The birth of Macedonia in 1991 - the only former Yugoslav republic to gain its independence without bloodshed - gave rise to one of the longest diplomatic disputes in the region.
By Gabriel Partos
BBC South-East Europe analyst
From the very beginning, Greece has been objecting to various aspects of independent Macedonia's state symbols and laws.
As a result, Macedonia has amended its constitution and changed its flag - and in the process brought to an end a damaging Greek trade embargo in 1995.
Macedonia had to change its flag to avoid Greece's wrath
But one issue has remained unresolved. Greece believes that the very name Macedonia implies a territorial claim to its own northern province of the same name.
And as a consequence of Greek opposition to recognition of Macedonia by its own constitutional name as the Republic of Macedonia, when the representatives of the Skopje government took their seats at the United Nations after some delay in 1993, they sat behind a name plate referring to the former Yugoslav republic of Macedonia, or Fyrom for short.
That provisional arrangement has remained in force ever since at the UN and other international organisations - much to Macedonia's irritation.
But in their bilateral dealings with Macedonia a number of countries, including Russia, China and even Turkey, a Nato member, have been using Macedonia's own preferred name over the years.
In general, though, Greece's Nato allies and, of course, fellow European Union members have been complying with Greece's wishes on this issue.
Now Washington has broken ranks by reportedly deciding to grant formal recognition to Macedonia by its own constitutional name, a development that has angered Greece.
For now, the EU countries are unlikely to follow suit, given that Greece would almost certainly oppose it tooth and nail.
"We heard the position of the United States, we will look through the implications of it," said Dutch Prime Minister Jan-Peter Balkenende, whose country holds the EU presidency.
"As you know, the European Union at this moment has the position that the official name is the former Yugoslavian republic of Macedonia and I think for the time being we can use this name, but we will look to the consequences."
Washington's move has not been entirely unexpected.
Last year, among the many treaties the US concluded with other states to exempt US citizens from the jurisdiction of the International Criminal Court, its agreement with Macedonia referred to the "government of Macedonia".
That caused a stir in Athens, which Washington then sought to calm down by saying the accord had been an informal one.
But since then other agreements followed - including one on military co-operation which was signed when US Defence Secretary Donald Rumsfeld visited Macedonia last month.
During his visit, Mr Rumsfeld also praised Macedonia which has been supporting the US stand on Iraq, and has contributed a small contingent of 30 troops to the coalition forces based there.
By contrast, Greece has stayed away from Iraq.

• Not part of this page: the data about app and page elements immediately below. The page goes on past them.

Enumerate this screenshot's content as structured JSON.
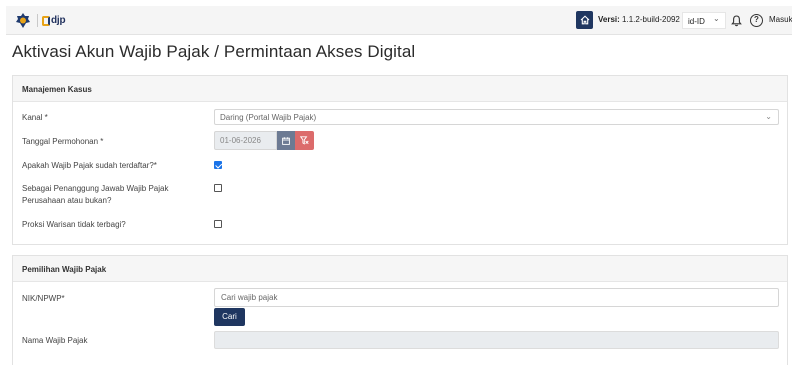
{
  "header": {
    "brand_text": "djp",
    "version_label": "Versi:",
    "version_value": "1.1.2-build-2092",
    "language": "id-ID",
    "help_glyph": "?",
    "login_label": "Masuk",
    "icons": [
      "kemenkeu-emblem-icon",
      "home-icon",
      "chevron-down-icon",
      "bell-icon",
      "help-icon"
    ]
  },
  "page": {
    "title": "Aktivasi Akun Wajib Pajak / Permintaan Akses Digital"
  },
  "case_panel": {
    "heading": "Manajemen Kasus",
    "channel": {
      "label": "Kanal *",
      "value": "Daring (Portal Wajib Pajak)"
    },
    "request_date": {
      "label": "Tanggal Permohonan *",
      "value": "01-06-2026"
    },
    "registered": {
      "label": "Apakah Wajib Pajak sudah terdaftar?*",
      "checked": true
    },
    "company_pic": {
      "label": "Sebagai Penanggung Jawab Wajib Pajak Perusahaan atau bukan?",
      "checked": false
    },
    "undivided_estate": {
      "label": "Proksi Warisan tidak terbagi?",
      "checked": false
    }
  },
  "taxpayer_panel": {
    "heading": "Pemilihan Wajib Pajak",
    "nik_label": "NIK/NPWP*",
    "search_placeholder": "Cari wajib pajak",
    "search_button": "Cari",
    "name_label": "Nama Wajib Pajak",
    "name_value": ""
  },
  "colors": {
    "primary": "#1f3660",
    "danger": "#dc6b6b",
    "calendar_button": "#6c7a93",
    "checkbox_checked": "#1a73e8"
  }
}
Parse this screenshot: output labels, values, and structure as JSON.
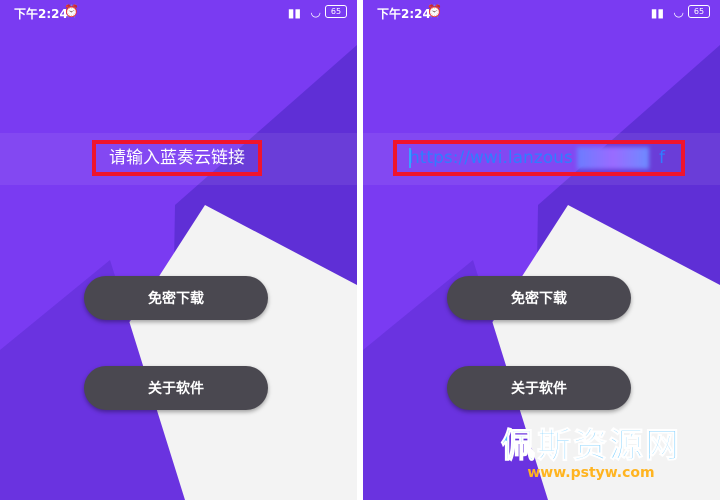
{
  "status_bar": {
    "time": "下午2:24",
    "battery": "65"
  },
  "left_screen": {
    "input_placeholder": "请输入蓝奏云链接",
    "buttons": {
      "download": "免密下载",
      "about": "关于软件"
    }
  },
  "right_screen": {
    "input_value": "https://wwi.lanzous",
    "input_value_tail": "f",
    "buttons": {
      "download": "免密下载",
      "about": "关于软件"
    }
  },
  "watermark": {
    "title": "佩斯资源网",
    "url": "www.pstyw.com"
  },
  "colors": {
    "purple": "#7a3bf2",
    "highlight_red": "#f0142d",
    "button_dark": "#4a4850"
  }
}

And there is a strong strand of anti-Americanism in Greece which led to the cancellation of Secretary of State's Colin Powell's planned visit to Athens at the time of the Olympics.